In her latest book, “Hitler’s Furies: German Women in the Nazi Killing Fields,” American historian Wendy Lower takes on an under-examined aspect of Holocaust scholarship: What role did ordinary women have in perpetrating the horrors of the Third Reich?
The book, for the most part, takes place not on actual killing fields, but in the administrative offices, villa balconies and hospital corridors of the Reich, the humdrum settings where regular Germans were living their lives and, by the by, plotting the extermination of Jews.
Lower — a professor at Claremont McKenna College; a consultant for the United States Holocaust Memorial Museum, in Washington, D.C., and a research associate at the Ludwig Maximilian University of Munich — stumbled upon this subject 20 years ago, when researching Nazi activities in Ukraine and other Eastern outposts of Nazi imperial rule. “Not much had been written about what had happened in Ukraine in the 1930s and 1940s,” she said in a phone interview.
While combing through documentation of local massacres in Ukraine, Lower said, “I found lots of files about young German women who were stationed there, and I was surprised that they’d been part of the occupation force. I’d always thought it was a very military occupation.”
She began to study the “communities developed out of Hitler and Himmler’s imperial plans, their attempt to establish a utopia predicated on genocide and killing of non-Germans,” which perforce included women.

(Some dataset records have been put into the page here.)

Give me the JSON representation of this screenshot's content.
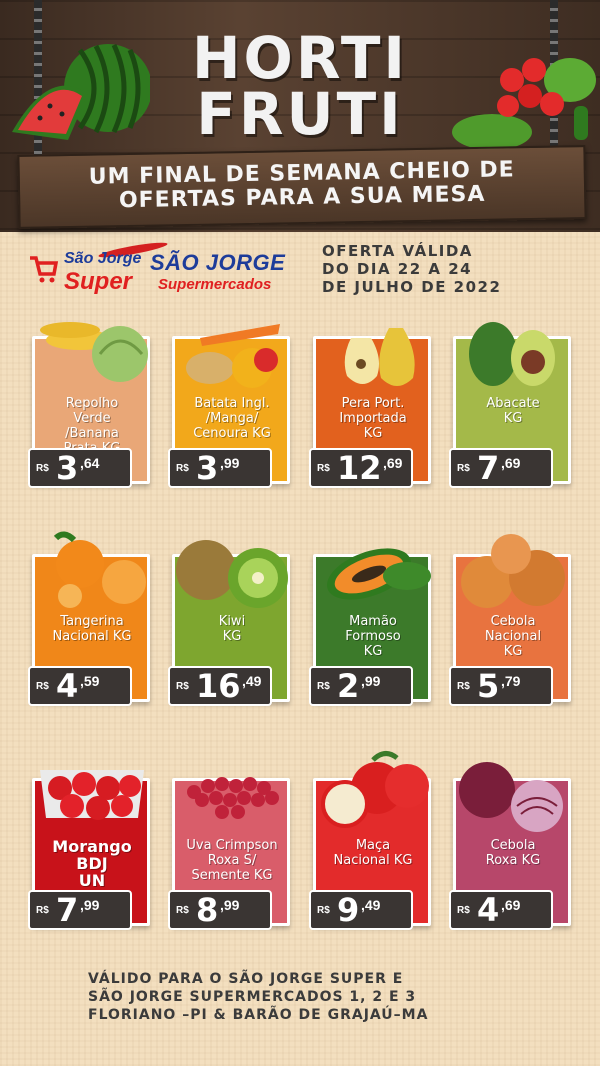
{
  "header": {
    "title_line1": "HORTI",
    "title_line2": "FRUTI",
    "subtitle_line1": "UM FINAL DE SEMANA CHEIO DE",
    "subtitle_line2": "OFERTAS PARA A SUA MESA"
  },
  "logos": {
    "logo1_line1": "São Jorge",
    "logo1_line2": "Super",
    "logo2_line1": "SÃO JORGE",
    "logo2_line2": "Supermercados"
  },
  "validity": {
    "line1": "OFERTA VÁLIDA",
    "line2": "DO DIA 22 A 24",
    "line3": "DE JULHO DE 2022"
  },
  "currency": "R$",
  "products": [
    {
      "name": [
        "Repolho",
        "Verde",
        "/Banana",
        "Prata KG"
      ],
      "int": "3",
      "dec": ",64",
      "color": "#e9a777"
    },
    {
      "name": [
        "Batata Ingl.",
        "/Manga/",
        "Cenoura KG"
      ],
      "int": "3",
      "dec": ",99",
      "color": "#f2a81b"
    },
    {
      "name": [
        "Pera Port.",
        "Importada",
        "KG"
      ],
      "int": "12",
      "dec": ",69",
      "color": "#e2611e"
    },
    {
      "name": [
        "Abacate",
        "KG"
      ],
      "int": "7",
      "dec": ",69",
      "color": "#a4b949"
    },
    {
      "name": [
        "Tangerina",
        "Nacional KG"
      ],
      "int": "4",
      "dec": ",59",
      "color": "#f08719"
    },
    {
      "name": [
        "Kiwi",
        "KG"
      ],
      "int": "16",
      "dec": ",49",
      "color": "#7ea62f"
    },
    {
      "name": [
        "Mamão",
        "Formoso",
        "KG"
      ],
      "int": "2",
      "dec": ",99",
      "color": "#3c7a2a"
    },
    {
      "name": [
        "Cebola",
        "Nacional",
        "KG"
      ],
      "int": "5",
      "dec": ",79",
      "color": "#e8733f"
    },
    {
      "name": [
        "Morango",
        "BDJ",
        "UN"
      ],
      "int": "7",
      "dec": ",99",
      "color": "#c8121a"
    },
    {
      "name": [
        "Uva Crimpson",
        "Roxa S/",
        "Semente KG"
      ],
      "int": "8",
      "dec": ",99",
      "color": "#d95d6a"
    },
    {
      "name": [
        "Maça",
        "Nacional KG"
      ],
      "int": "9",
      "dec": ",49",
      "color": "#e32b2b"
    },
    {
      "name": [
        "Cebola",
        "Roxa KG"
      ],
      "int": "4",
      "dec": ",69",
      "color": "#b7476a"
    }
  ],
  "footer": {
    "line1": "VÁLIDO PARA O SÃO JORGE SUPER E",
    "line2": "SÃO JORGE SUPERMERCADOS 1, 2 E 3",
    "line3": "FLORIANO –PI & BARÃO DE GRAJAÚ–MA"
  }
}
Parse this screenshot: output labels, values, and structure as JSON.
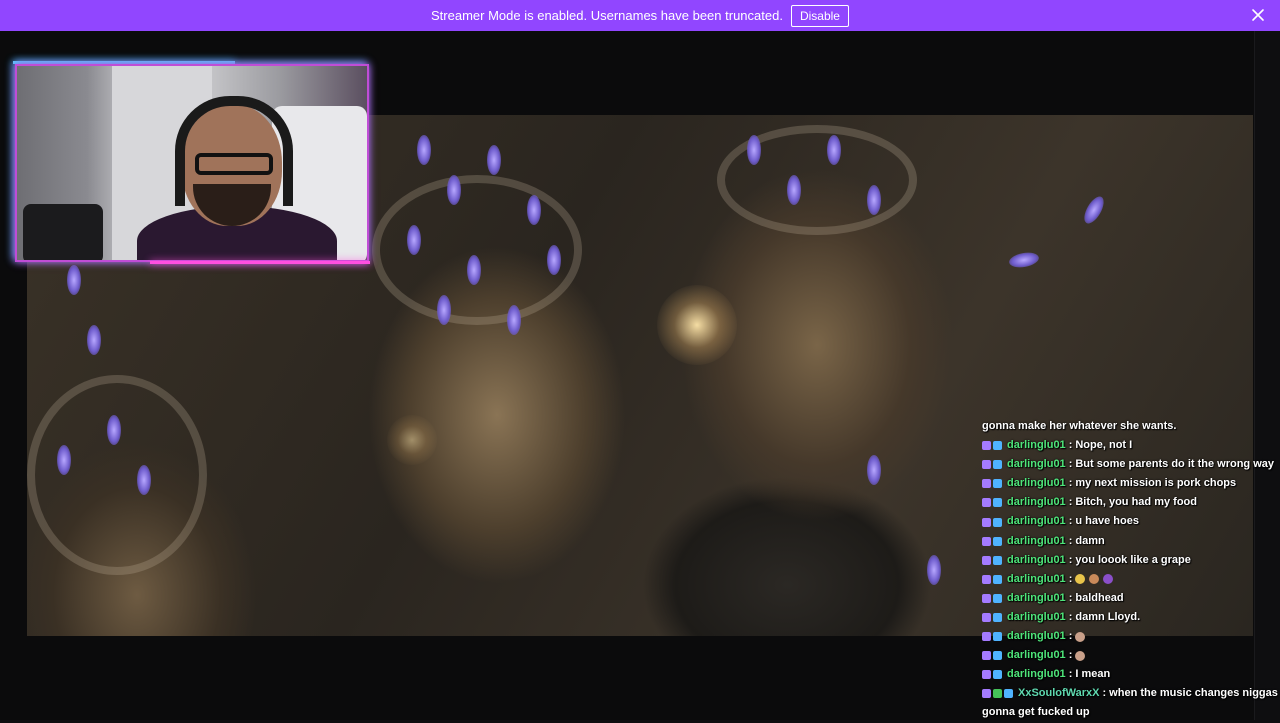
{
  "banner": {
    "message": "Streamer Mode is enabled. Usernames have been truncated.",
    "disable_label": "Disable",
    "close_icon": "close-icon",
    "color": "#9146ff"
  },
  "chat": {
    "lines": [
      {
        "type": "continuation",
        "text": "gonna make her whatever she wants."
      },
      {
        "type": "message",
        "user": "darlinglu01",
        "text": "Nope, not I"
      },
      {
        "type": "message",
        "user": "darlinglu01",
        "text": "But some parents do it the wrong way"
      },
      {
        "type": "message",
        "user": "darlinglu01",
        "text": "my next mission is pork chops"
      },
      {
        "type": "message",
        "user": "darlinglu01",
        "text": "Bitch, you had my food"
      },
      {
        "type": "message",
        "user": "darlinglu01",
        "text": "u have hoes"
      },
      {
        "type": "message",
        "user": "darlinglu01",
        "text": "damn"
      },
      {
        "type": "message",
        "user": "darlinglu01",
        "text": "you loook like a grape"
      },
      {
        "type": "message",
        "user": "darlinglu01",
        "text": "",
        "emotes": [
          "#e8c44a",
          "#c98a5a",
          "#8a4fc9"
        ]
      },
      {
        "type": "message",
        "user": "darlinglu01",
        "text": "baldhead"
      },
      {
        "type": "message",
        "user": "darlinglu01",
        "text": "damn Lloyd."
      },
      {
        "type": "message",
        "user": "darlinglu01",
        "text": "",
        "emotes": [
          "#c9a08a"
        ]
      },
      {
        "type": "message",
        "user": "darlinglu01",
        "text": "",
        "emotes": [
          "#c9a08a"
        ]
      },
      {
        "type": "message",
        "user": "darlinglu01",
        "text": "I mean"
      },
      {
        "type": "message",
        "user": "XxSoulofWarxX",
        "text": "when the music changes niggas",
        "alt": true,
        "mod": true
      },
      {
        "type": "continuation",
        "text": "gonna get fucked up"
      }
    ]
  }
}
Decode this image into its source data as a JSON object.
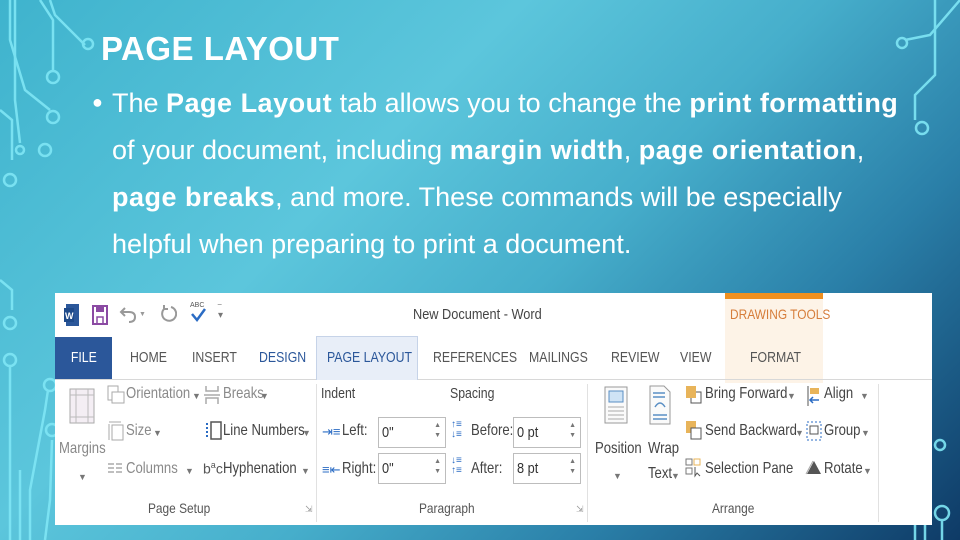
{
  "slide": {
    "title": "PAGE LAYOUT",
    "bullet": {
      "parts": [
        {
          "text": "The ",
          "bold": false
        },
        {
          "text": "Page Layout",
          "bold": true
        },
        {
          "text": " tab allows you to change the ",
          "bold": false
        },
        {
          "text": "print formatting",
          "bold": true
        },
        {
          "text": " of your document, including ",
          "bold": false
        },
        {
          "text": "margin width",
          "bold": true
        },
        {
          "text": ", ",
          "bold": false
        },
        {
          "text": "page orientation",
          "bold": true
        },
        {
          "text": ", ",
          "bold": false
        },
        {
          "text": "page breaks",
          "bold": true
        },
        {
          "text": ", and more. These commands will be especially helpful when preparing to print a document.",
          "bold": false
        }
      ]
    }
  },
  "word": {
    "window_title": "New Document - Word",
    "quick_access": [
      "word-logo-icon",
      "save-icon",
      "undo-icon",
      "redo-icon",
      "spelling-check-icon",
      "customize-qat-icon"
    ],
    "contextual_tab_group": "DRAWING TOOLS",
    "colors": {
      "file_tab": "#2b579a",
      "contextual": "#f0901f",
      "contextual_text": "#d67d3a"
    },
    "tabs": [
      {
        "label": "FILE"
      },
      {
        "label": "HOME"
      },
      {
        "label": "INSERT"
      },
      {
        "label": "DESIGN"
      },
      {
        "label": "PAGE LAYOUT",
        "active": true
      },
      {
        "label": "REFERENCES"
      },
      {
        "label": "MAILINGS"
      },
      {
        "label": "REVIEW"
      },
      {
        "label": "VIEW"
      },
      {
        "label": "FORMAT"
      }
    ],
    "page_setup": {
      "label": "Page Setup",
      "margins": "Margins",
      "orientation": "Orientation",
      "size": "Size",
      "columns": "Columns",
      "breaks": "Breaks",
      "line_numbers": "Line Numbers",
      "hyphenation": "Hyphenation"
    },
    "paragraph": {
      "label": "Paragraph",
      "indent_label": "Indent",
      "spacing_label": "Spacing",
      "left_label": "Left:",
      "left_value": "0\"",
      "right_label": "Right:",
      "right_value": "0\"",
      "before_label": "Before:",
      "before_value": "0 pt",
      "after_label": "After:",
      "after_value": "8 pt"
    },
    "arrange": {
      "label": "Arrange",
      "position": "Position",
      "wrap_text_1": "Wrap",
      "wrap_text_2": "Text",
      "bring_forward": "Bring Forward",
      "send_backward": "Send Backward",
      "selection_pane": "Selection Pane",
      "align": "Align",
      "group": "Group",
      "rotate": "Rotate"
    }
  }
}
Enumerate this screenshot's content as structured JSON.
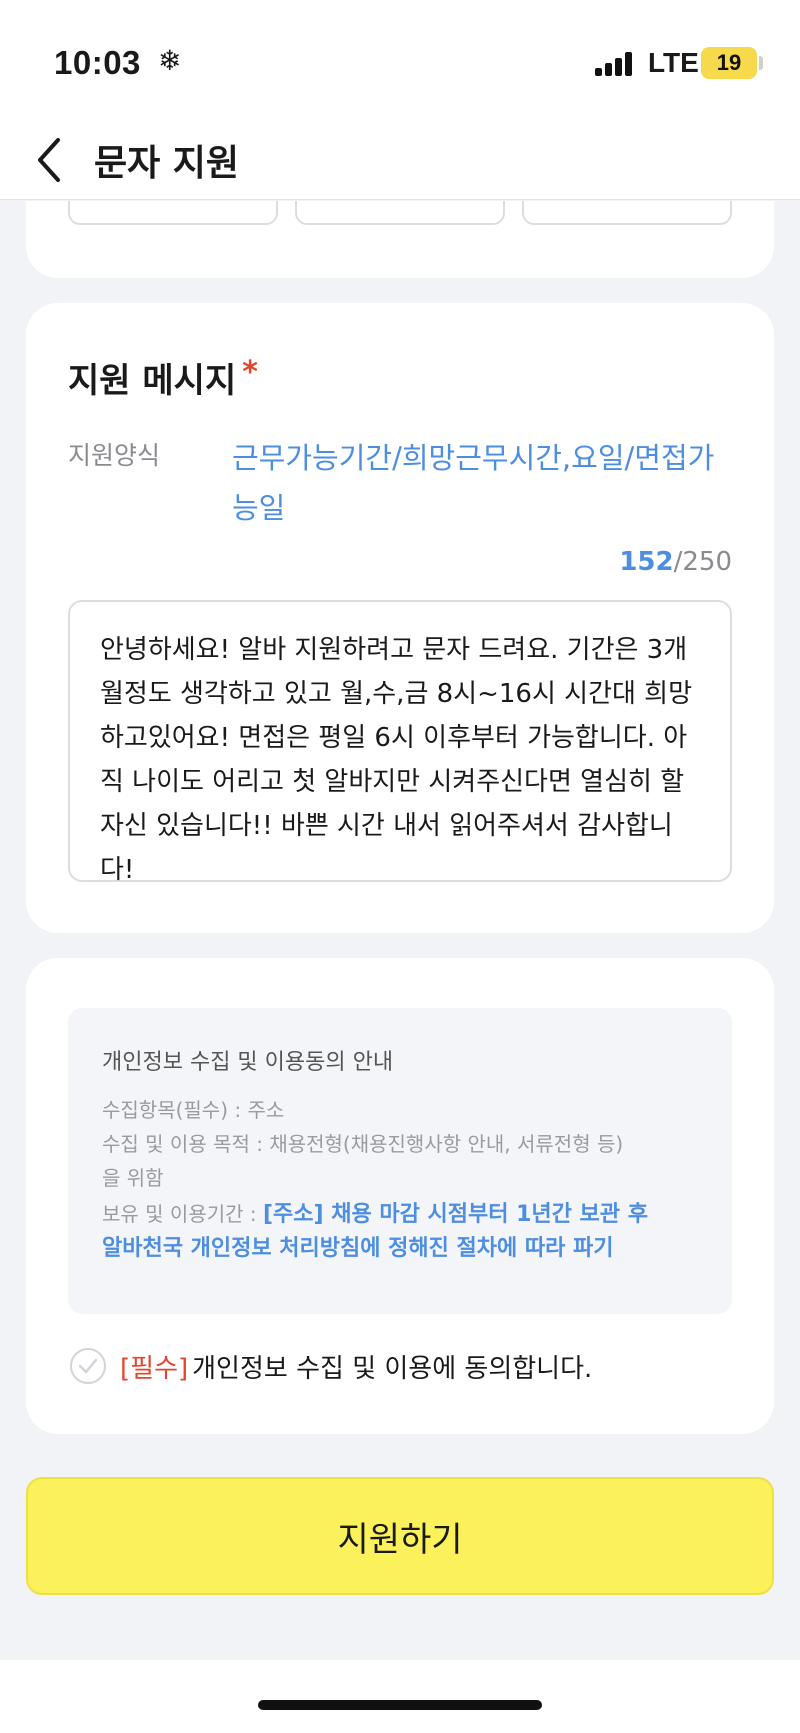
{
  "status_bar": {
    "time": "10:03",
    "network": "LTE",
    "battery": "19"
  },
  "header": {
    "title": "문자 지원"
  },
  "message_section": {
    "title": "지원 메시지",
    "required_mark": "*",
    "format_label": "지원양식",
    "format_value": "근무가능기간/희망근무시간,요일/면접가능일",
    "char_count": "152",
    "char_limit": "/250",
    "message": "안녕하세요! 알바 지원하려고 문자 드려요. 기간은 3개월정도 생각하고 있고 월,수,금 8시~16시 시간대 희망하고있어요! 면접은 평일 6시 이후부터 가능합니다. 아직 나이도 어리고 첫 알바지만 시켜주신다면 열심히 할 자신 있습니다!! 바쁜 시간 내서 읽어주셔서 감사합니다!"
  },
  "privacy": {
    "title": "개인정보 수집 및 이용동의 안내",
    "items_label": "수집항목(필수) : 주소",
    "purpose_line1": "수집 및 이용 목적 : 채용전형(채용진행사항 안내, 서류전형 등)",
    "purpose_line2": "을 위함",
    "retention_label": "보유 및 이용기간 : ",
    "retention_value_line1": "[주소] 채용 마감 시점부터 1년간 보관 후",
    "retention_value_line2": "알바천국 개인정보 처리방침에 정해진 절차에 따라 파기",
    "agree_required": "[필수]",
    "agree_text": "개인정보 수집 및 이용에 동의합니다."
  },
  "submit": {
    "label": "지원하기"
  },
  "colors": {
    "accent_blue": "#4d8ee0",
    "required_red": "#e3452e",
    "submit_yellow": "#fbf15a"
  }
}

Historians have already documented the women who worked as guards at such concentration camps as Ravensbrück and Birkenau, but Lower wanted to learn about “female involvement outside the camp system.”
“It was clear,” she said, “that this diverse mix of German women represented several activities: nurses, teachers, secretaries, welfare workers and wives of Nazi officials.”
She started to comb through records to get a sense of just how many women were dispatched to the Eastern occupied territories to aid in the Nazis’ total war.